### CS62 - Spring 2011 - Lecture 11

• video: sorting

- Assignment 3
- thanks for the videos... keep them coming!

• programming tips of the day
- General debugging tips
- incremental development
- if you have a bug or an exception, narrow down where the problem could be
- we'll teach you how to use the debugger (and other techniques soon)
- use print statements to figure out the values of things
- use print statements to isolate where the problem is
- if you've done incremental development, you'll also drastically narrow down the possible locations
- exceptions
- what are they?
- why do they happen?

- ternary operator
- say we have two variables "first" and "second" and we want to assign the value of the larger of the two to a third variable "largest". How would we do it?
- one way:
if( first > second ){
largest = first;
}else{
largest = second;
}
- another way:
largest = first > second ? first : second;
- the ternary operator takes three parts:
<condition> ? <expression1> : <expression2>
- if the condition is true, the value of the ternary expression is <expression1>
- if the condition is fals, the value of the ternary expression is <expression2>
- you can simplify many statements using this

• Lists (http://java.sun.com/j2se/1.4.2/docs/api/java/util/List.html)

- look at the Node class in LinkedList code again to refresh our memories
- A linked list is a List data structure made up of Nodes
- draw a pictures again of an ArrayList and LinkedList
- if someone gave us the first node, how would we traverse the linked list?

while( finger != null ){
finger = finger.next();
}
- We want to build a linked list data structure that supports similar operations to ArrayList. How would we do it?
- all of our operations will start at the head and then modify/traverse the list appropriately
- A few operations (look at LinkedList code)
- we need to associate head with a new value
- and set the "next" element for the new head to be the old head
- this is accomplished at the same time, using the Node constructor
- public E removeFirst()
- save the value of head so we can return it
- return the value of the original head
- public boolean contains(E value)
- start at the head and traverse through the nodes
- we can just keep a Node<E> reference and update it with .next() to move to the next node
- stop when we either find it or we run off the end
- Could we do this recursively?
- we'd need a helper function: take in the value AND the current node
- base case: if the current node is null, return false
- recursive case:
- if it's the current node, return it
- otherwise, recurse on one node down the list
- public void clear()
- just need to set head = null and we're done
- A few more interesting ones to try:
- public void remove(E value)
- public int indexOf(E value)
- public E get(int index)

- add and remove at the front of the list in constant time!
- what are the run-times of the other operations?
- get and set are now linear time operations
- size is linear time.

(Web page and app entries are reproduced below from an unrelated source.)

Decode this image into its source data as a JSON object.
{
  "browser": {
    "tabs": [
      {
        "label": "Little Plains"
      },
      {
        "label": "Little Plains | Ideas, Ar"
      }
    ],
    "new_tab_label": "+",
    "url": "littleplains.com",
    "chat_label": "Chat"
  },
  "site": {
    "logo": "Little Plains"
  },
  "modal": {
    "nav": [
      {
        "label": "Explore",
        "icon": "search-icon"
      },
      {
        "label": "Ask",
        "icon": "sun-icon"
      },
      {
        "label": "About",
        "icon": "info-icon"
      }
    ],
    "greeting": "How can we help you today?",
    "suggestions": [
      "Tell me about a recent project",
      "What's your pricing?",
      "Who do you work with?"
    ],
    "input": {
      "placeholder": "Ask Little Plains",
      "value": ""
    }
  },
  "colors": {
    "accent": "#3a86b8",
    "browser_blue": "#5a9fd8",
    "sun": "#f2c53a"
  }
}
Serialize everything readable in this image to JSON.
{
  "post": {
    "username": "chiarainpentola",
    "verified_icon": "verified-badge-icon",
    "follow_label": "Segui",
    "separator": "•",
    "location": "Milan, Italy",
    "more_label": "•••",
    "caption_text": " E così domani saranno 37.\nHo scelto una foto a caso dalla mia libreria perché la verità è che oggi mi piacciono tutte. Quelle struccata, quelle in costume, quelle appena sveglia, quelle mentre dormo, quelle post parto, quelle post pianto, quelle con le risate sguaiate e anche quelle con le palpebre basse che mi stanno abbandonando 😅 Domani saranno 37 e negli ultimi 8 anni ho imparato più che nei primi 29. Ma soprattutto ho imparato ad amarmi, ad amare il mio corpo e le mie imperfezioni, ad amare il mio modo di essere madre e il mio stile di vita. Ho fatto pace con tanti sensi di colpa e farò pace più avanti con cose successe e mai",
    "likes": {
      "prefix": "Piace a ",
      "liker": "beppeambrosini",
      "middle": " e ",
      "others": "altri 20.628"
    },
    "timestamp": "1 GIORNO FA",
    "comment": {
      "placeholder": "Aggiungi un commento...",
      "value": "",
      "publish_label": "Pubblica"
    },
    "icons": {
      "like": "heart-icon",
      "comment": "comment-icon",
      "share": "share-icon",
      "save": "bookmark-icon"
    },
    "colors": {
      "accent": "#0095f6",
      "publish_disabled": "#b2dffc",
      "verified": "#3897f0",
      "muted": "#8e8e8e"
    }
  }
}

Could we do better?
- just keep another instance variable that is the number of elements

• Making it even better
- addLast just appends one thing on to the end of the list, it seems unfortunate that this takes linear time. How could we make it faster?
- keep a tail reference
- how does this help us?
}else{
tail.setNext(new Node<E>(value);
tail = tail.next();
}
}
- what's the running time? Now it's constant!
- what are the downsides to using a tail pointer?
- more memory (though only marginally)
- makes methods slightly more complicated

• What if we want to remove items from the end of the list?
- ideally, you'd like to just splice it off
- the problem, though, is that you need to know what the previous node is to do this, so you'd have to search through the list, which would still take linear time

- the linked list we've seen so far is called a singly linked list since we just have a single forward link
- in a doubly linked list our Node class has both a next reference as well as a prev reference
- How does this help us?
- for simplicity, we'll say it's not a circularly linked list
- given the tail, we can "splice" out that node:
tail = tail.prev();
tail.setNext(null);
- there are a few more details to deal with the case when we have < 2 nodes, but it's still a constant time operation now!
- What if someone gives you a Node, call it d, and says that they want you delete it from the doubly linked list?
d.prev().setNext() = d.next();
d.next().setPrev() = d.prev();

- we just splice it out
- again, there are a few more details to deal with with respect to the head, etc., but it's now a constant time operation!
- When could this happen?
- if we had an iterator over the list and we implemented the "remove()" method